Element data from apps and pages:
• • • •
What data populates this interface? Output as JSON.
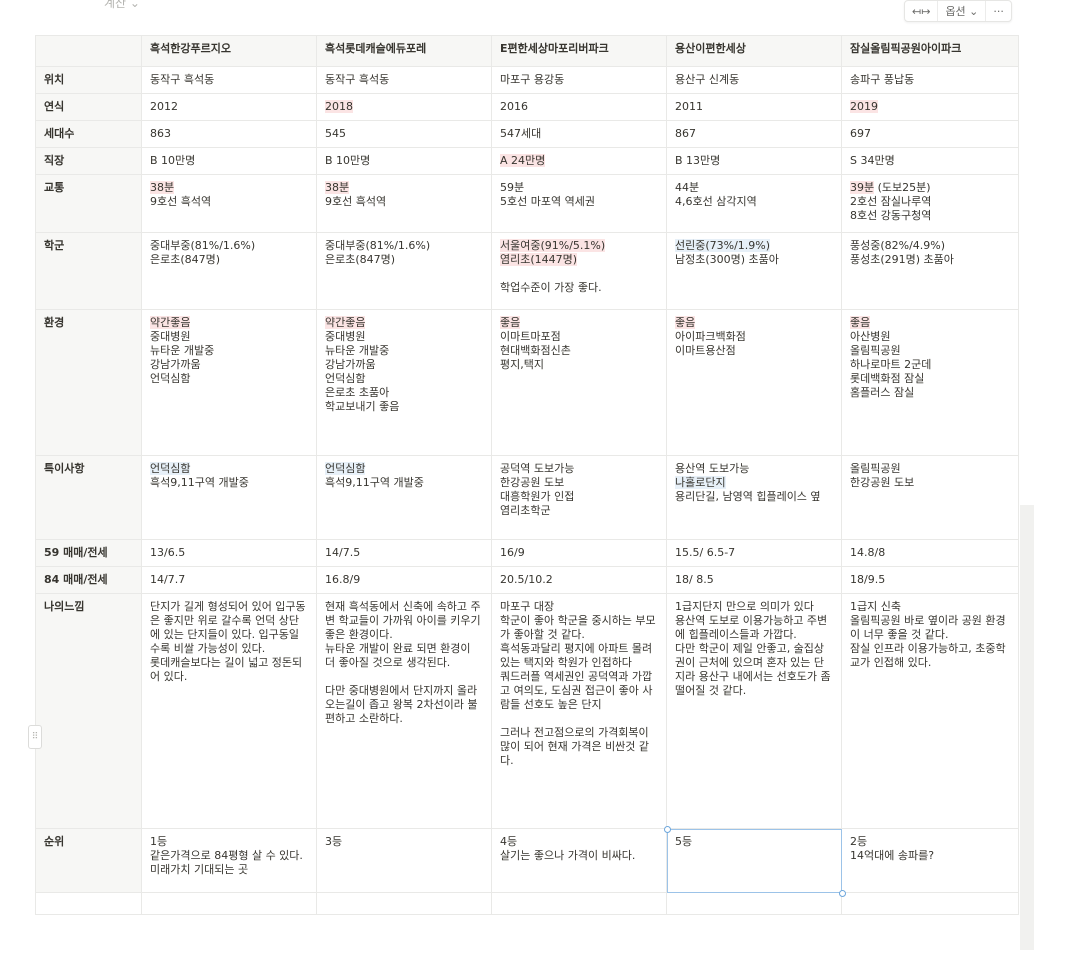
{
  "view_label": "계산 ⌄",
  "toolbar": {
    "resize": "↤↦",
    "options": "옵션 ⌄",
    "more": "···"
  },
  "columns": [
    "흑석한강푸르지오",
    "흑석롯데캐슬에듀포레",
    "E편한세상마포리버파크",
    "용산이편한세상",
    "잠실올림픽공원아이파크"
  ],
  "rows": [
    {
      "label": "위치",
      "cells": [
        [
          {
            "t": "동작구 흑석동"
          }
        ],
        [
          {
            "t": "동작구 흑석동"
          }
        ],
        [
          {
            "t": "마포구 용강동"
          }
        ],
        [
          {
            "t": "용산구 신계동"
          }
        ],
        [
          {
            "t": "송파구 풍납동"
          }
        ]
      ]
    },
    {
      "label": "연식",
      "cells": [
        [
          {
            "t": "2012"
          }
        ],
        [
          {
            "t": "2018",
            "h": "red"
          }
        ],
        [
          {
            "t": "2016"
          }
        ],
        [
          {
            "t": "2011"
          }
        ],
        [
          {
            "t": "2019",
            "h": "red"
          }
        ]
      ]
    },
    {
      "label": "세대수",
      "cells": [
        [
          {
            "t": "863"
          }
        ],
        [
          {
            "t": "545"
          }
        ],
        [
          {
            "t": "547세대"
          }
        ],
        [
          {
            "t": "867"
          }
        ],
        [
          {
            "t": "697"
          }
        ]
      ]
    },
    {
      "label": "직장",
      "cells": [
        [
          {
            "t": "B 10만명"
          }
        ],
        [
          {
            "t": "B 10만명"
          }
        ],
        [
          {
            "t": "A 24만명",
            "h": "red"
          }
        ],
        [
          {
            "t": "B 13만명"
          }
        ],
        [
          {
            "t": "S 34만명"
          }
        ]
      ]
    },
    {
      "label": "교통",
      "cells": [
        [
          {
            "t": "38분",
            "h": "red"
          },
          {
            "t": "9호선 흑석역"
          }
        ],
        [
          {
            "t": "38분",
            "h": "red"
          },
          {
            "t": "9호선 흑석역"
          }
        ],
        [
          {
            "t": "59분"
          },
          {
            "t": "5호선 마포역 역세권"
          }
        ],
        [
          {
            "t": "44분"
          },
          {
            "t": "4,6호선 삼각지역"
          }
        ],
        [
          {
            "t": "39분",
            "h": "red",
            "s": " (도보25분)"
          },
          {
            "t": "2호선 잠실나루역"
          },
          {
            "t": "8호선 강동구청역"
          }
        ]
      ]
    },
    {
      "label": "학군",
      "cells": [
        [
          {
            "t": "중대부중(81%/1.6%)"
          },
          {
            "t": "은로초(847명)"
          }
        ],
        [
          {
            "t": "중대부중(81%/1.6%)"
          },
          {
            "t": "은로초(847명)"
          }
        ],
        [
          {
            "t": "서울여중(91%/5.1%)",
            "h": "red"
          },
          {
            "t": "염리초(1447명)",
            "h": "red"
          },
          {
            "t": " "
          },
          {
            "t": "학업수준이 가장 좋다."
          }
        ],
        [
          {
            "t": "선린중(73%/1.9%)",
            "h": "blue"
          },
          {
            "t": "남정초(300명) 초품아"
          }
        ],
        [
          {
            "t": "풍성중(82%/4.9%)"
          },
          {
            "t": "풍성초(291명) 초품아"
          }
        ]
      ]
    },
    {
      "label": "환경",
      "cells": [
        [
          {
            "t": "약간좋음",
            "h": "red"
          },
          {
            "t": "중대병원"
          },
          {
            "t": "뉴타운 개발중"
          },
          {
            "t": "강남가까움"
          },
          {
            "t": "언덕심함"
          }
        ],
        [
          {
            "t": "약간좋음",
            "h": "red"
          },
          {
            "t": "중대병원"
          },
          {
            "t": "뉴타운 개발중"
          },
          {
            "t": "강남가까움"
          },
          {
            "t": "언덕심함"
          },
          {
            "t": "은로초 초품아"
          },
          {
            "t": "학교보내기 좋음"
          }
        ],
        [
          {
            "t": "좋음",
            "h": "red"
          },
          {
            "t": "이마트마포점"
          },
          {
            "t": "현대백화점신촌"
          },
          {
            "t": "평지,택지"
          }
        ],
        [
          {
            "t": "좋음",
            "h": "red"
          },
          {
            "t": "아이파크백화점"
          },
          {
            "t": "이마트용산점"
          }
        ],
        [
          {
            "t": "좋음",
            "h": "red"
          },
          {
            "t": "아산병원"
          },
          {
            "t": "올림픽공원"
          },
          {
            "t": "하나로마트 2군데"
          },
          {
            "t": "롯데백화점 잠실"
          },
          {
            "t": "홈플러스 잠실"
          }
        ]
      ]
    },
    {
      "label": "특이사항",
      "cells": [
        [
          {
            "t": "언덕심함",
            "h": "blue"
          },
          {
            "t": "흑석9,11구역 개발중"
          }
        ],
        [
          {
            "t": "언덕심함",
            "h": "blue"
          },
          {
            "t": "흑석9,11구역 개발중"
          }
        ],
        [
          {
            "t": "공덕역 도보가능"
          },
          {
            "t": "한강공원 도보"
          },
          {
            "t": "대흥학원가 인접"
          },
          {
            "t": "염리초학군"
          }
        ],
        [
          {
            "t": "용산역 도보가능"
          },
          {
            "t": "나홀로단지",
            "h": "blue"
          },
          {
            "t": "용리단길, 남영역 힙플레이스 옆"
          }
        ],
        [
          {
            "t": "올림픽공원"
          },
          {
            "t": "한강공원 도보"
          }
        ]
      ]
    },
    {
      "label": "59 매매/전세",
      "cells": [
        [
          {
            "t": "13/6.5"
          }
        ],
        [
          {
            "t": "14/7.5"
          }
        ],
        [
          {
            "t": "16/9"
          }
        ],
        [
          {
            "t": "15.5/ 6.5-7"
          }
        ],
        [
          {
            "t": "14.8/8"
          }
        ]
      ]
    },
    {
      "label": "84 매매/전세",
      "cells": [
        [
          {
            "t": "14/7.7"
          }
        ],
        [
          {
            "t": "16.8/9"
          }
        ],
        [
          {
            "t": "20.5/10.2"
          }
        ],
        [
          {
            "t": "18/ 8.5"
          }
        ],
        [
          {
            "t": "18/9.5"
          }
        ]
      ]
    },
    {
      "label": "나의느낌",
      "cells": [
        [
          {
            "t": "단지가 길게 형성되어 있어 입구동은 좋지만 위로 갈수록 언덕 상단에 있는 단지들이 있다. 입구동일 수록 비쌀 가능성이 있다."
          },
          {
            "t": "롯데캐슬보다는 길이 넓고 정돈되어 있다."
          }
        ],
        [
          {
            "t": "현재 흑석동에서 신축에 속하고 주변 학교들이 가까워 아이를 키우기 좋은 환경이다."
          },
          {
            "t": "뉴타운 개발이 완료 되면 환경이 더 좋아질 것으로 생각된다."
          },
          {
            "t": " "
          },
          {
            "t": "다만 중대병원에서 단지까지 올라오는길이 좁고 왕복 2차선이라 불편하고 소란하다."
          }
        ],
        [
          {
            "t": "마포구 대장"
          },
          {
            "t": "학군이 좋아 학군을 중시하는 부모가 좋아할 것 같다."
          },
          {
            "t": "흑석동과달리 평지에 아파트 몰려있는 택지와 학원가 인접하다"
          },
          {
            "t": "쿼드러플 역세권인 공덕역과 가깝고 여의도, 도심권 접근이 좋아 사람들 선호도 높은 단지"
          },
          {
            "t": " "
          },
          {
            "t": "그러나 전고점으로의 가격회복이 많이 되어 현재 가격은 비싼것 같다."
          }
        ],
        [
          {
            "t": "1급지단지 만으로 의미가 있다"
          },
          {
            "t": "용산역 도보로 이용가능하고 주변에 힙플레이스들과 가깝다."
          },
          {
            "t": "다만 학군이 제일 안좋고, 술집상권이 근처에 있으며 혼자 있는 단지라 용산구 내에서는 선호도가 좀 떨어질 것 같다."
          }
        ],
        [
          {
            "t": "1급지 신축"
          },
          {
            "t": "올림픽공원 바로 옆이라 공원 환경이 너무 좋을 것 같다."
          },
          {
            "t": "잠실 인프라 이용가능하고, 초중학교가 인접해 있다."
          }
        ]
      ]
    },
    {
      "label": "순위",
      "cells": [
        [
          {
            "t": "1등"
          },
          {
            "t": "같은가격으로 84평형 살 수 있다. 미래가치 기대되는 곳"
          }
        ],
        [
          {
            "t": "3등"
          }
        ],
        [
          {
            "t": "4등"
          },
          {
            "t": "살기는 좋으나 가격이 비싸다."
          }
        ],
        [
          {
            "t": "5등"
          }
        ],
        [
          {
            "t": "2등"
          },
          {
            "t": "14억대에 송파를?"
          }
        ]
      ]
    }
  ]
}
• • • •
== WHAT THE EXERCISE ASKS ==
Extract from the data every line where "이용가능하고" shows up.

== WRITTEN ANSWER ==
            "t": "용산역 도보로 이용가능하고 주변에 힙플레이스들과 가깝다."
            "t": "잠실 인프라 이용가능하고, 초중학교가 인접해 있다."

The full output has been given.